  • Whether they know it or not, the battle being waged by fracktivists ended this week when Gov. John Hickenlooper finally threw in the towel on a special legislative session to address oil and gas drilling statewide — and the prospects for their larger political war for change draw dimmer and dimmer.


  • Paul M. Burckley, 67, of Keenesburg, passed away June 27, 2014, in Brighton. He was born to Frank and Margaret (Kuhns) Burckley. 

    Paul is survived by his wife, Anita Burckley; daughter, Shawna (Scott) Johnson; and four siblings.

    Rosary Service was held July 2, 2014, at Tabor-Rice Funeral Home in Brighton. Tabor-Rice Funeral Home handled the arrangements.


  • Sheldon Richman

    Guest Column


    Virtually all commentary about the influx of unaccompanied Central American children into the United States, which some say could rise to 90,000 this year, misses the point: no government has the moral authority to capture these kids and send them back to the miserable situations they have escaped.

  • Guest Column by Emily Schwartz 

    Greco and William A. Collins


    A wide majority of U.S. voters say black Americans who can’t get ahead should blame themselves for their troubles instead of racial discrimination.

  • Al Jacobson


    When I first wanted to write my opinion pieces, it was quite a few years ago, and long before I began writing for this paper. One day I submitted a piece to a magazine. The editor actually took the time to get back to me, and though she said she liked what I had written, she felt it could be improved if I got myself the Associated Press stylebook. 

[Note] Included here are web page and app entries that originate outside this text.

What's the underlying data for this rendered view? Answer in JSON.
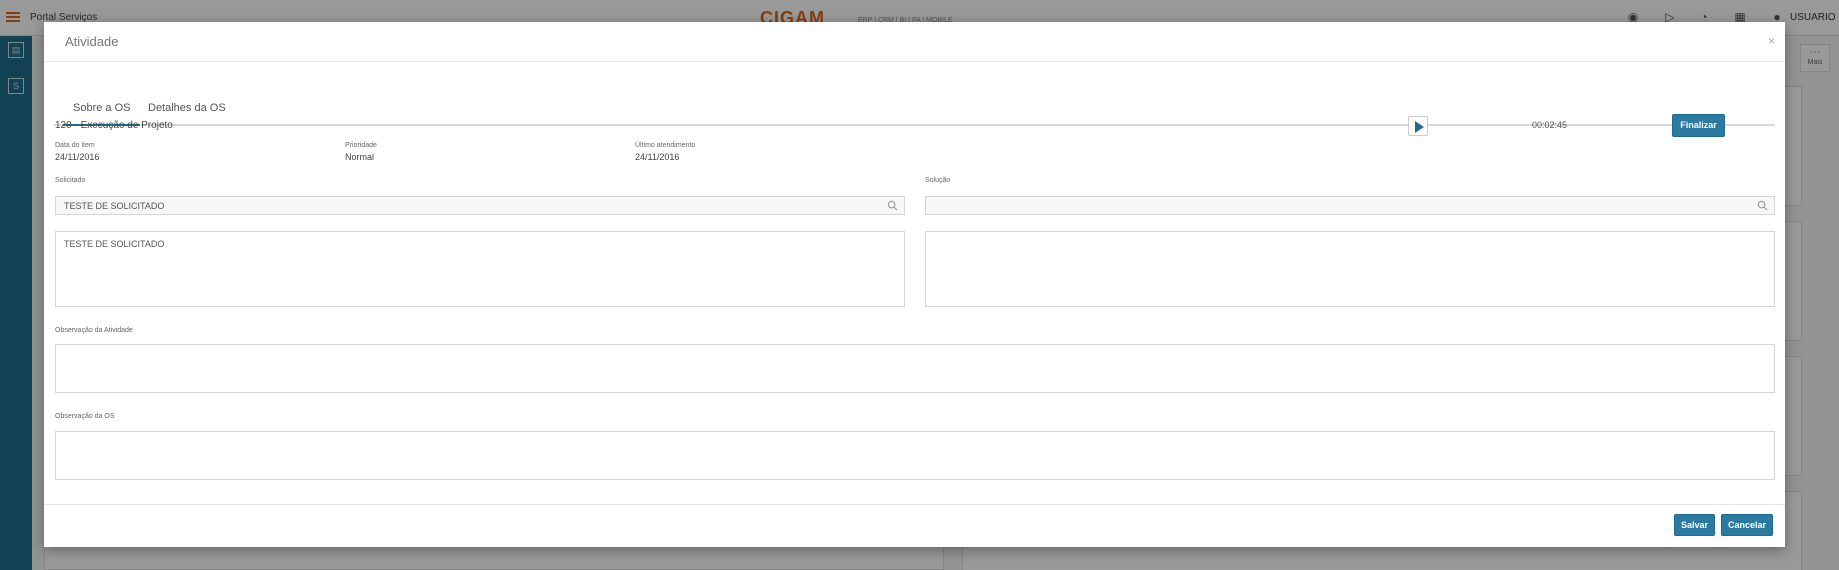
{
  "app": {
    "title": "Portal Serviços",
    "logo": "CIGAM",
    "logo_sub": "ERP | CRM | BI | PA | MOBILE",
    "user": "USUARIO",
    "more_label": "Mais"
  },
  "modal": {
    "title": "Atividade",
    "close": "×",
    "tabs": [
      {
        "label": "Sobre a OS",
        "active": true
      },
      {
        "label": "Detalhes da OS",
        "active": false
      }
    ],
    "activity": {
      "title": "120 - Execução de Projeto",
      "timer": "00:02:45",
      "finalize_label": "Finalizar",
      "meta": [
        {
          "label": "Data do item",
          "value": "24/11/2016"
        },
        {
          "label": "Prioridade",
          "value": "Normal"
        },
        {
          "label": "Último atendimento",
          "value": "24/11/2016"
        }
      ]
    },
    "solicitado": {
      "label": "Solicitado",
      "lookup_value": "TESTE DE SOLICITADO",
      "text_value": "TESTE DE SOLICITADO"
    },
    "solucao": {
      "label": "Solução",
      "lookup_value": "",
      "text_value": ""
    },
    "obs_atividade": {
      "label": "Observação da Atividade",
      "value": ""
    },
    "obs_os": {
      "label": "Observação da OS",
      "value": ""
    },
    "footer": {
      "save_label": "Salvar",
      "cancel_label": "Cancelar"
    }
  },
  "colors": {
    "primary": "#2a7aa1",
    "sidebar": "#1f6f8b",
    "brand": "#e0661a"
  }
}
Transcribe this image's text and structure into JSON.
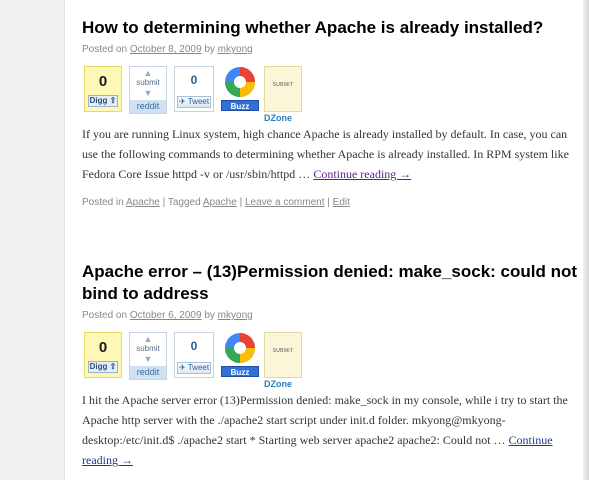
{
  "posts": [
    {
      "title": "How to determining whether Apache is already installed?",
      "meta": {
        "posted_on_label": "Posted on",
        "date": "October 8, 2009",
        "by_label": "by",
        "author": "mkyong"
      },
      "share": {
        "digg_count": "0",
        "digg_button": "Digg",
        "reddit_label": "submit",
        "reddit_band": "reddit",
        "tweet_count": "0",
        "tweet_button": "Tweet",
        "buzz_button": "Buzz",
        "dzone_submit": "SUBMIT",
        "dzone_name": "DZone"
      },
      "body_text": "If you are running Linux system, high chance Apache is already installed by default. In case, you can use the following commands to determining whether Apache is already installed. In RPM system like Fedora Core Issue httpd -v or /usr/sbin/httpd … ",
      "more_link": "Continue reading →",
      "footer": {
        "posted_in_label": "Posted in",
        "category": "Apache",
        "tagged_label": "| Tagged",
        "tag": "Apache",
        "sep1": "|",
        "comment_link": "Leave a comment",
        "sep2": "|",
        "edit_link": "Edit"
      }
    },
    {
      "title": "Apache error – (13)Permission denied: make_sock: could not bind to address",
      "meta": {
        "posted_on_label": "Posted on",
        "date": "October 6, 2009",
        "by_label": "by",
        "author": "mkyong"
      },
      "share": {
        "digg_count": "0",
        "digg_button": "Digg",
        "reddit_label": "submit",
        "reddit_band": "reddit",
        "tweet_count": "0",
        "tweet_button": "Tweet",
        "buzz_button": "Buzz",
        "dzone_submit": "SUBMIT",
        "dzone_name": "DZone"
      },
      "body_text": "I hit the Apache server error (13)Permission denied: make_sock in my console, while i try to start the Apache http server with the ./apache2 start script under init.d folder. mkyong@mkyong-desktop:/etc/init.d$ ./apache2 start * Starting web server apache2 apache2: Could not … ",
      "more_link": "Continue reading →"
    }
  ],
  "colors": {
    "title": "#000000",
    "meta": "#888888",
    "link": "#1a3a8f",
    "buzz_blue": "#2f6fd6",
    "digg_yellow": "#fff7b6"
  }
}
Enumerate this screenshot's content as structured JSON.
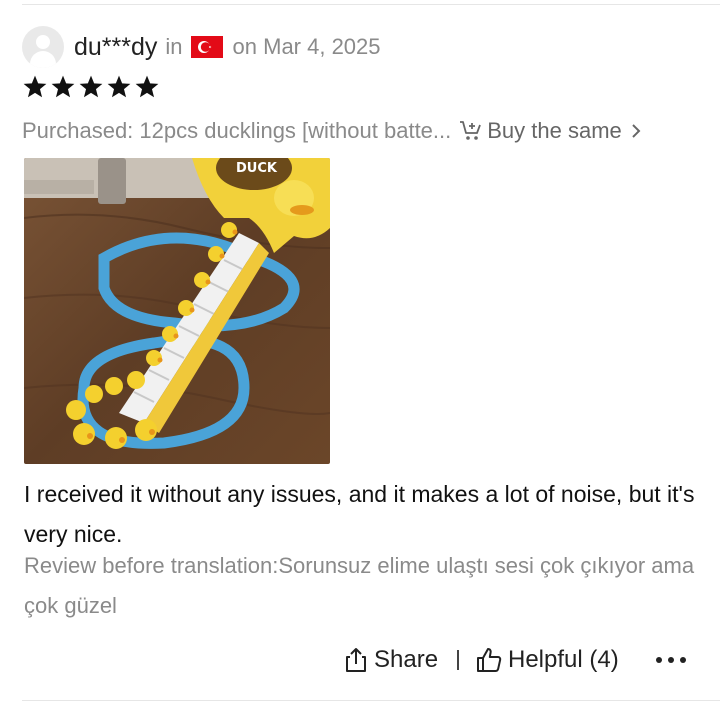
{
  "review": {
    "username": "du***dy",
    "in_label": "in",
    "country_flag": "turkey-flag",
    "date": "on Mar 4, 2025",
    "rating": 5,
    "purchased": "Purchased: 12pcs ducklings [without batte...",
    "buy_same_label": "Buy the same",
    "photo_label": "DUCK",
    "text": "I received it without any issues, and it makes a lot of noise, but it's very nice.",
    "original_text": "Review before translation:Sorunsuz elime ulaştı sesi çok çıkıyor ama çok güzel"
  },
  "actions": {
    "share_label": "Share",
    "helpful_label": "Helpful (4)"
  },
  "colors": {
    "muted_text": "#8a8a8a",
    "flag_red": "#e30a17",
    "star": "#111111"
  }
}
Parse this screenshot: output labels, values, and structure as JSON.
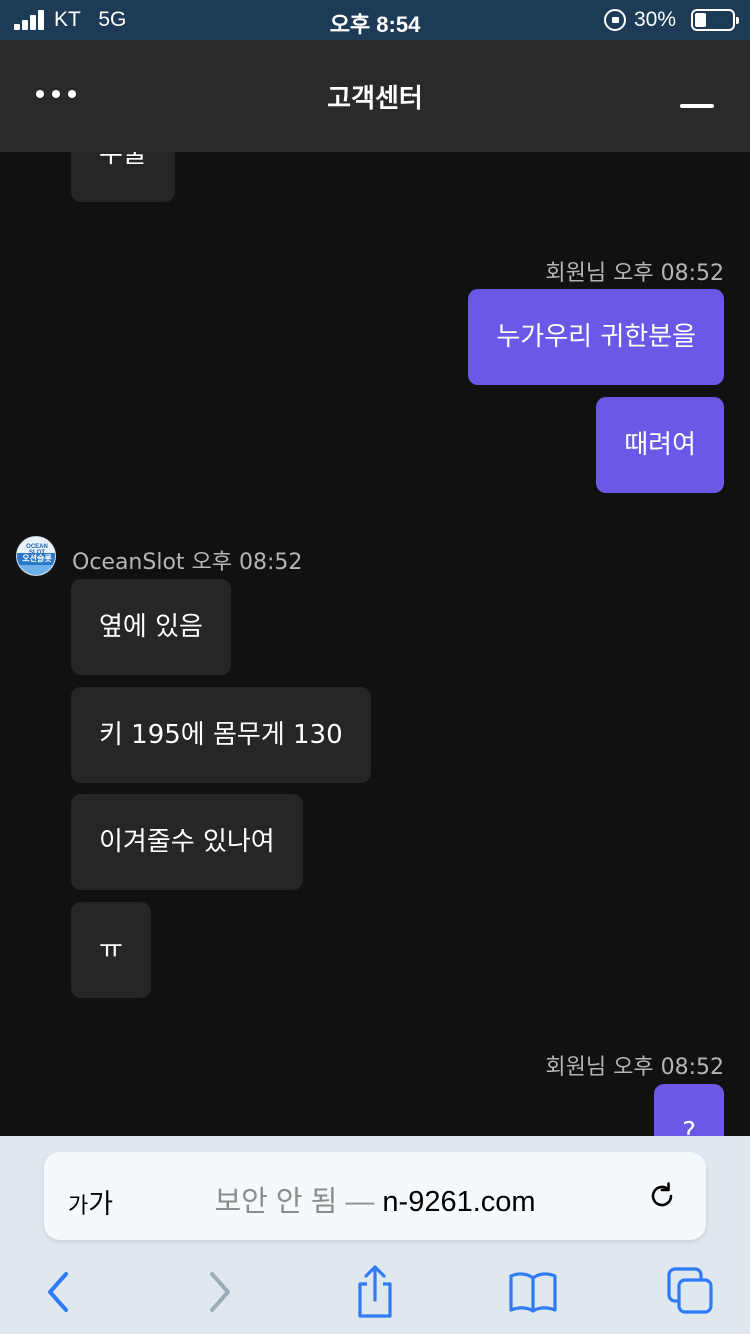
{
  "status_bar": {
    "carrier": "KT",
    "network": "5G",
    "time": "오후 8:54",
    "battery_percent": "30%",
    "battery_level": 0.3
  },
  "header": {
    "title": "고객센터",
    "menu_icon": "more-dots-icon",
    "minimize_icon": "minimize-icon"
  },
  "chat": {
    "messages": [
      {
        "sender": "bot",
        "text": "우울"
      },
      {
        "sender": "user",
        "meta": "회원님 오후 08:52"
      },
      {
        "sender": "user",
        "text": "누가우리 귀한분을"
      },
      {
        "sender": "user",
        "text": "때려여"
      },
      {
        "sender": "bot",
        "meta": "OceanSlot 오후 08:52"
      },
      {
        "sender": "bot",
        "text": "옆에 있음"
      },
      {
        "sender": "bot",
        "text": "키 195에 몸무게 130"
      },
      {
        "sender": "bot",
        "text": "이겨줄수 있나여"
      },
      {
        "sender": "bot",
        "text": "ㅠ"
      },
      {
        "sender": "user",
        "meta": "회원님 오후 08:52"
      },
      {
        "sender": "user",
        "text": "?"
      }
    ],
    "avatar": {
      "top_text": "OCEAN SLOT",
      "band_text": "오션슬롯"
    }
  },
  "browser": {
    "text_size_small": "가",
    "text_size_large": "가",
    "insecure_label": "보안 안 됨 —",
    "domain": "n-9261.com",
    "accent_color": "#2f7cf6",
    "icons": [
      "back-icon",
      "forward-icon",
      "share-icon",
      "bookmarks-icon",
      "tabs-icon",
      "reload-icon"
    ]
  }
}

    I had absolutely no idea what that was. And, I did not want to embarrass myself by asking. 

  • Raul A. Reyes

    Guest Column


    Rep. Luis Gutierrez (D-IL) recently used a World Cup analogy to castigate his Republican colleagues for blocking immigration reform. “Leave the field, too many flagrant offenses and unfair attacks. You’re out,” Gutierrez said. “Hit the showers. It’s the red card.”

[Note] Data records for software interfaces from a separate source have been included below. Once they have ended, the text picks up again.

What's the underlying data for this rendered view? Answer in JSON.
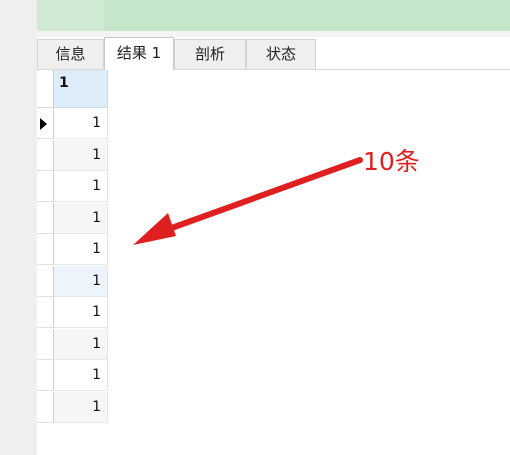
{
  "tabs": [
    {
      "label": "信息",
      "active": false
    },
    {
      "label": "结果 1",
      "active": true
    },
    {
      "label": "剖析",
      "active": false
    },
    {
      "label": "状态",
      "active": false
    }
  ],
  "grid": {
    "column_header": "1",
    "rows": [
      "1",
      "1",
      "1",
      "1",
      "1",
      "1",
      "1",
      "1",
      "1",
      "1"
    ],
    "current_row_index": 0
  },
  "annotation": {
    "text": "10条",
    "color": "#e02020"
  },
  "colors": {
    "top_band": "#c6e6c9",
    "header_cell": "#dcecf8"
  }
}
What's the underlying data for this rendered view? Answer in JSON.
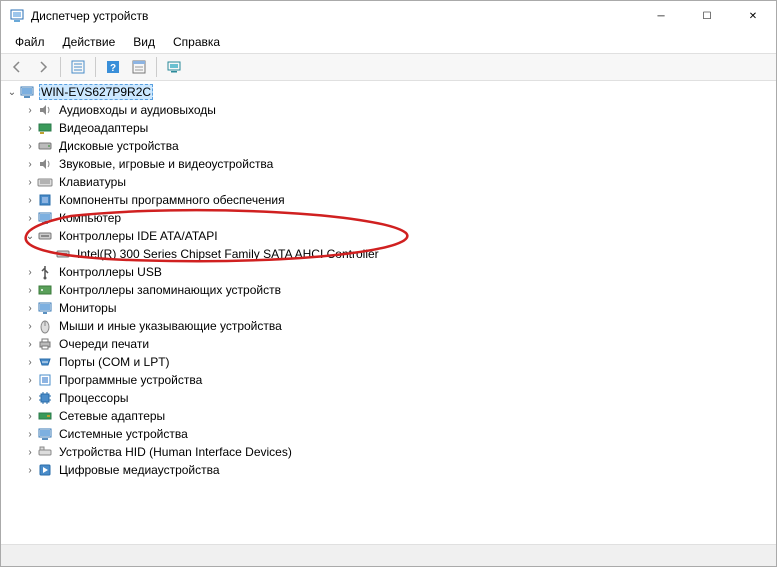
{
  "window": {
    "title": "Диспетчер устройств",
    "minimize": "─",
    "maximize": "☐",
    "close": "✕"
  },
  "menu": {
    "file": "Файл",
    "action": "Действие",
    "view": "Вид",
    "help": "Справка"
  },
  "tree": {
    "root": "WIN-EVS627P9R2C",
    "audio": "Аудиовходы и аудиовыходы",
    "video": "Видеоадаптеры",
    "disk": "Дисковые устройства",
    "sound_game": "Звуковые, игровые и видеоустройства",
    "keyboard": "Клавиатуры",
    "software_components": "Компоненты программного обеспечения",
    "computer": "Компьютер",
    "ide_ata": "Контроллеры IDE ATA/ATAPI",
    "ide_child": "Intel(R) 300 Series Chipset Family SATA AHCI Controller",
    "usb": "Контроллеры USB",
    "storage_ctrl": "Контроллеры запоминающих устройств",
    "monitors": "Мониторы",
    "mice": "Мыши и иные указывающие устройства",
    "print_queues": "Очереди печати",
    "ports": "Порты (COM и LPT)",
    "software_devices": "Программные устройства",
    "cpu": "Процессоры",
    "net": "Сетевые адаптеры",
    "system": "Системные устройства",
    "hid": "Устройства HID (Human Interface Devices)",
    "media": "Цифровые медиаустройства"
  }
}
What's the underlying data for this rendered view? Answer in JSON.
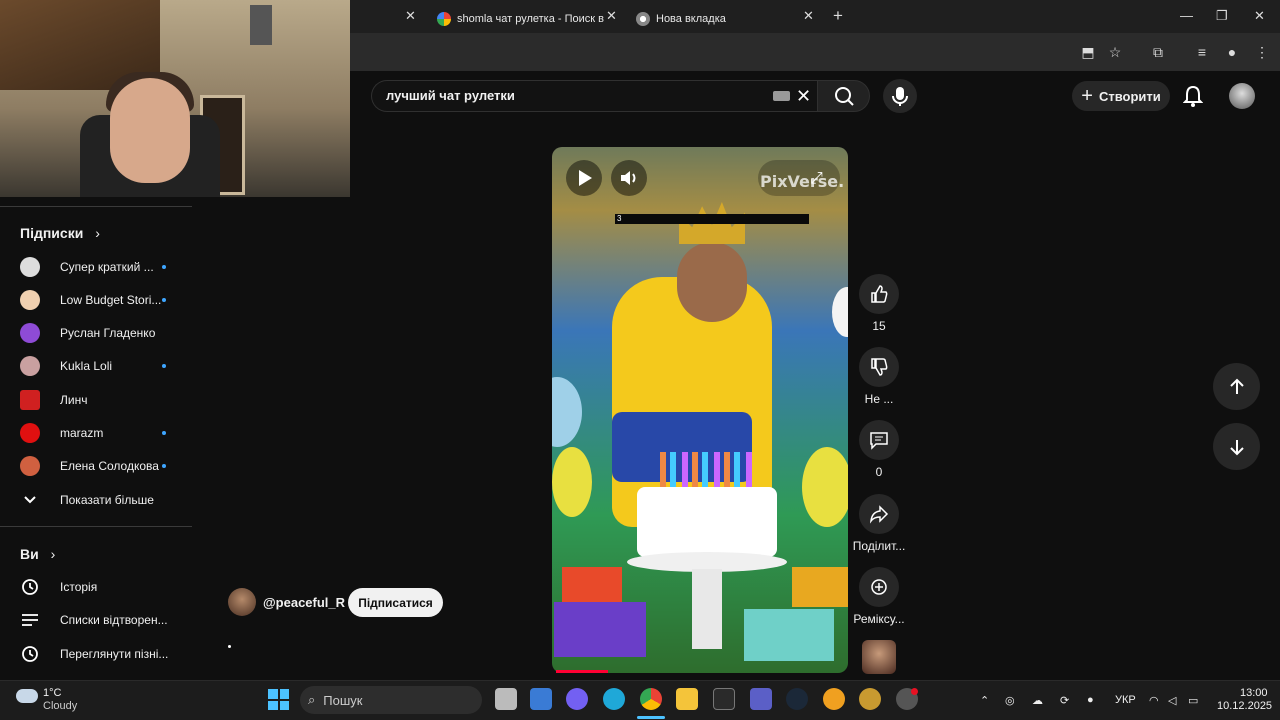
{
  "browser": {
    "tabs": [
      {
        "title": "shomla чат рулетка - Поиск в"
      },
      {
        "title": "Нова вкладка"
      }
    ],
    "new_tab_symbol": "+",
    "close_symbol": "✕",
    "window_controls": {
      "minimize": "—",
      "restore": "❐",
      "close": "✕"
    }
  },
  "header": {
    "search_query": "лучший чат рулетки",
    "create_label": "Створити"
  },
  "sidebar": {
    "subscriptions_title": "Підписки",
    "subscriptions": [
      {
        "label": "Супер краткий ...",
        "new": true,
        "color": "#dddddd"
      },
      {
        "label": "Low Budget Stori...",
        "new": true,
        "color": "#f0d0b0"
      },
      {
        "label": "Руслан Гладенко",
        "new": false,
        "color": "#8e4bd6"
      },
      {
        "label": "Kukla Loli",
        "new": true,
        "color": "#c9a0a0"
      },
      {
        "label": "Линч",
        "new": false,
        "color": "#d02020"
      },
      {
        "label": "marazm",
        "new": true,
        "color": "#e01010"
      },
      {
        "label": "Елена Солодкова",
        "new": true,
        "color": "#d06040"
      }
    ],
    "show_more": "Показати більше",
    "you_title": "Ви",
    "you_items": [
      {
        "label": "Історія"
      },
      {
        "label": "Списки відтворен..."
      },
      {
        "label": "Переглянути пізні..."
      }
    ]
  },
  "video": {
    "watermark": "PixVerse.",
    "caption": "3",
    "progress_fraction": 0.18
  },
  "actions": {
    "likes": "15",
    "dislike_label": "Не ...",
    "comments": "0",
    "share_label": "Поділит...",
    "remix_label": "Реміксу..."
  },
  "channel": {
    "handle": "@peaceful_R",
    "subscribe_label": "Підписатися"
  },
  "taskbar": {
    "weather_temp": "1°C",
    "weather_desc": "Cloudy",
    "search_label": "Пошук",
    "language": "УКР",
    "time": "13:00",
    "date": "10.12.2025"
  },
  "colors": {
    "accent_red": "#ff0033",
    "new_dot": "#3ea6ff"
  }
}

  • Guest Column by Stan Martin

    Despite major public pushback over a forced rain tax on residents in unincorporated Adams County, commissioners took it one step further last Tuesday, and are now taxing property owners for rain that falls on public roads.

  • Guest Column by Bryan Golden

    On Independence Day we celebrate the gift of America given to us 238 years ago by the founders of our great nation. Freedom is as precious as life itself. But its true value is rarely appreciated by people unless it is either threatened or lost.

  • Richard J. Eskow

    Guest Column


    David Brat, the man who unexpectedly defeated Eric Cantor in a recent Republican primary, is an ideologue. That should be a source of encouragement for candidates on the populist left — but not for the reasons you might think.

  • Jim Hightower

    Have you noticed that the Powers that Be employ a different standard for measuring the health of America’s job market than they use for the stock market?

    They’re currently telling us that the job market is “improving.” What do they mean?

  • Rep. Mike Coffman

    The revelation of systemic mismanagement and corruption within the Veterans’ Health Administration (VHA) has been a shock to the entire country.